The screening will be followed by a panel discussion that will include screenwriter Jack Amiel, Emerald Date Solutions founder Aristedies Ioannedis, Park City High School graduate Alex Hall and neuropsychologist Dr. Jenise Jensen.”
A September 2014 article written about PC READS in the Park Record, featuring the personal stories of co-founders, Elissa Aten and Jackie Blake. Short excerpt below:
“I did this for years on my own to find the resources for my daughter and what she needs,” Blake said. “Wouldn’t it be really nice if we can give other families who are struggling or questioning or not understanding what’s going on with their student as much help and support and resources that we didn’t get?”
Elissa Aten had a similar experience with her child, who also was diagnosed with dyslexia. And like Blake, she had a desire to help others in the same situation. So together, last year they founded Park City Reads, an organization dedicated to providing resources for local parents with children with dyslexia or other reading struggles.
News article (video included) about renowned chef, Zane Holmquist, who is currently Executive Chef / Director of Food & Beverage Operations at Stein Eriksen Lodge in Park City.
“Zane Holmquist has cooked for Nobel Peace Prize winners, three presidents and world-famous athletes. He has also appeared on national television. He said most people, though, didn’t anticipate this success — they predicted incarceration. When he was a child, Holmquist struggled to learn to read and write. He thought he just wasn’t smart enough. He would later find out he had a learning disability — dyslexia.”
Having seen the fairly recent “Letters to the Editor” speaking to dyslexia, I began to reminisce about the students I’ve met during the past eight years of volunteering Park City elementary schools.

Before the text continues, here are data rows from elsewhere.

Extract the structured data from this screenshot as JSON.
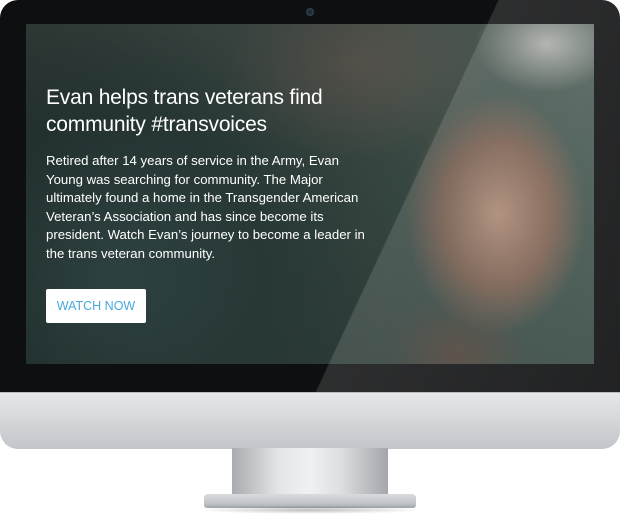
{
  "hero": {
    "title": "Evan helps trans veterans find community #transvoices",
    "description": "Retired after 14 years of service in the Army, Evan Young was searching for community. The Major ultimately found a home in the Transgender American Veteran’s Association and has since become its president. Watch Evan’s journey to become a leader in the trans veteran community.",
    "cta_label": "WATCH NOW"
  },
  "colors": {
    "cta_text": "#47a8dc",
    "cta_background": "#ffffff",
    "hero_text": "#ffffff",
    "bezel": "#0e0f10"
  },
  "media": {
    "background_image": "photo of a man in a cap shading his eyes"
  }
}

Over the years, the children I’ve worked with have had a varied range of skill levels. Most of my tutoring has been with first grade students plus others. I noticed the social consequences that affected students who were not able to keep up with the rest of their classmates. Reflecting back, I wouldn’t be surprised if many of these children had a learning difficulty that could have been more specifically addressed.
Screening children for signs of dyslexia or other deterrents is just one step that could help many students. Additionally, a better understanding of a student’s strengths and weaknesses would help the teachers, parents and volunteers guide them toward their strengths.

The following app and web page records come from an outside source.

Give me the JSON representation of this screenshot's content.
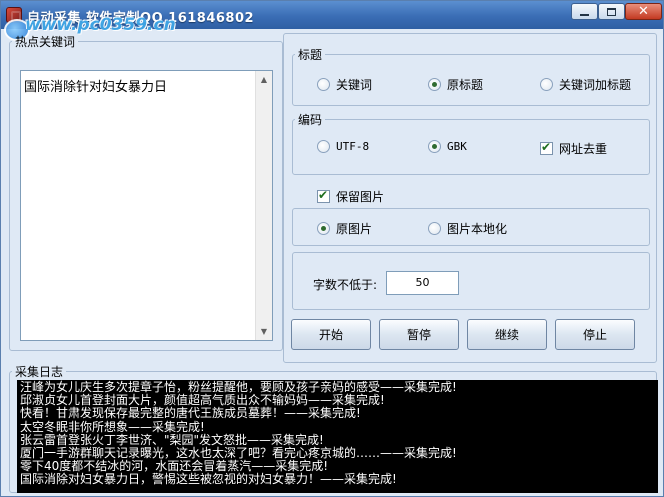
{
  "window": {
    "title": "自动采集 软件定制QQ 161846802",
    "watermark": "河东软件园",
    "watermark_url": "www.pc0359.cn"
  },
  "keywords": {
    "legend": "热点关键词",
    "text": "国际消除针对妇女暴力日"
  },
  "title_group": {
    "legend": "标题",
    "options": [
      "关键词",
      "原标题",
      "关键词加标题"
    ],
    "selected": "原标题"
  },
  "encode_group": {
    "legend": "编码",
    "options": [
      "UTF-8",
      "GBK"
    ],
    "selected": "GBK",
    "dedupe_label": "网址去重",
    "dedupe_checked": true
  },
  "images": {
    "keep_label": "保留图片",
    "keep_checked": true,
    "options": [
      "原图片",
      "图片本地化"
    ],
    "selected": "原图片"
  },
  "word_count": {
    "label": "字数不低于:",
    "value": "50"
  },
  "buttons": {
    "start": "开始",
    "pause": "暂停",
    "resume": "继续",
    "stop": "停止"
  },
  "log": {
    "legend": "采集日志",
    "lines": [
      "汪峰为女儿庆生多次提章子怡，粉丝提醒他，要顾及孩子亲妈的感受——采集完成!",
      "邱淑贞女儿首登封面大片，颜值超高气质出众不输妈妈——采集完成!",
      "快看！甘肃发现保存最完整的唐代王族成员墓葬！——采集完成!",
      "太空冬眠非你所想象——采集完成!",
      "张云雷首登张火丁李世济、\"梨园\"发文怒批——采集完成!",
      "厦门一手游群聊天记录曝光，这水也太深了吧？看完心疼京城的……——采集完成!",
      "零下40度都不结冰的河，水面还会冒着蒸汽——采集完成!",
      "国际消除对妇女暴力日，警惕这些被忽视的对妇女暴力！——采集完成!"
    ]
  }
}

My philosophy is that all children should be on a beneficial educational and social track from the time they enter school. To me, that means addressing their abilities or disabilities in the very beginning years of schooling. Thus, I am an advocate for “early or earlier detection” of struggling readers. I am not a teacher and never have been. My children grew up outside of Utah. I volunteer in the schools because I am passionate about helping children learn to read and ensuring that they grow up feeling good about themselves.

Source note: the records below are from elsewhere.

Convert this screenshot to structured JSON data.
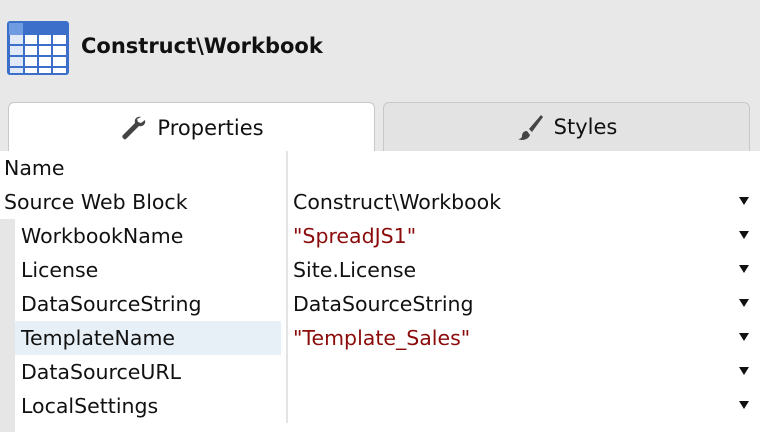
{
  "header": {
    "title": "Construct\\Workbook",
    "icon": "spreadsheet-grid-icon"
  },
  "tabs": [
    {
      "label": "Properties",
      "icon": "wrench-icon",
      "active": true
    },
    {
      "label": "Styles",
      "icon": "paintbrush-icon",
      "active": false
    }
  ],
  "properties": [
    {
      "name": "Name",
      "value": "",
      "type": "text",
      "dropdown": false
    },
    {
      "name": "Source Web Block",
      "value": "Construct\\Workbook",
      "type": "reference",
      "dropdown": true
    },
    {
      "name": "WorkbookName",
      "value": "\"SpreadJS1\"",
      "type": "string",
      "dropdown": true
    },
    {
      "name": "License",
      "value": "Site.License",
      "type": "reference",
      "dropdown": true
    },
    {
      "name": "DataSourceString",
      "value": "DataSourceString",
      "type": "reference",
      "dropdown": true
    },
    {
      "name": "TemplateName",
      "value": "\"Template_Sales\"",
      "type": "string",
      "dropdown": true,
      "highlighted": true
    },
    {
      "name": "DataSourceURL",
      "value": "",
      "type": "reference",
      "dropdown": true
    },
    {
      "name": "LocalSettings",
      "value": "",
      "type": "reference",
      "dropdown": true
    }
  ],
  "colors": {
    "string_value": "#8b0a0a",
    "icon_blue": "#3b6fc9",
    "background": "#e8e8e8"
  }
}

Park City is known to have a strong school system. Let’s be sure we are helping all of our wonderful children!
A mother responds to the January 20, 2016 letter written by Bruce Margolis.
“We found that “special” help from teachers who understood how to teach a multi-sensory method in the regular classrooms. Our kids then had a chance to keep up and actually show that they were learning. At one of our child’s school we had a chemistry teacher who offered multiple ways to show students had mastered the objectives. My kids did not do well on paper tests, but some of these alternative ways allowed my kids to excel along with other students in the class. It’s heartbreaking to hear a child tell you that he or she didn’t know that they were smart. This came after years of being forced to do things in a way that had been extremely difficult for them and once explained differently, it allowed them to excel.”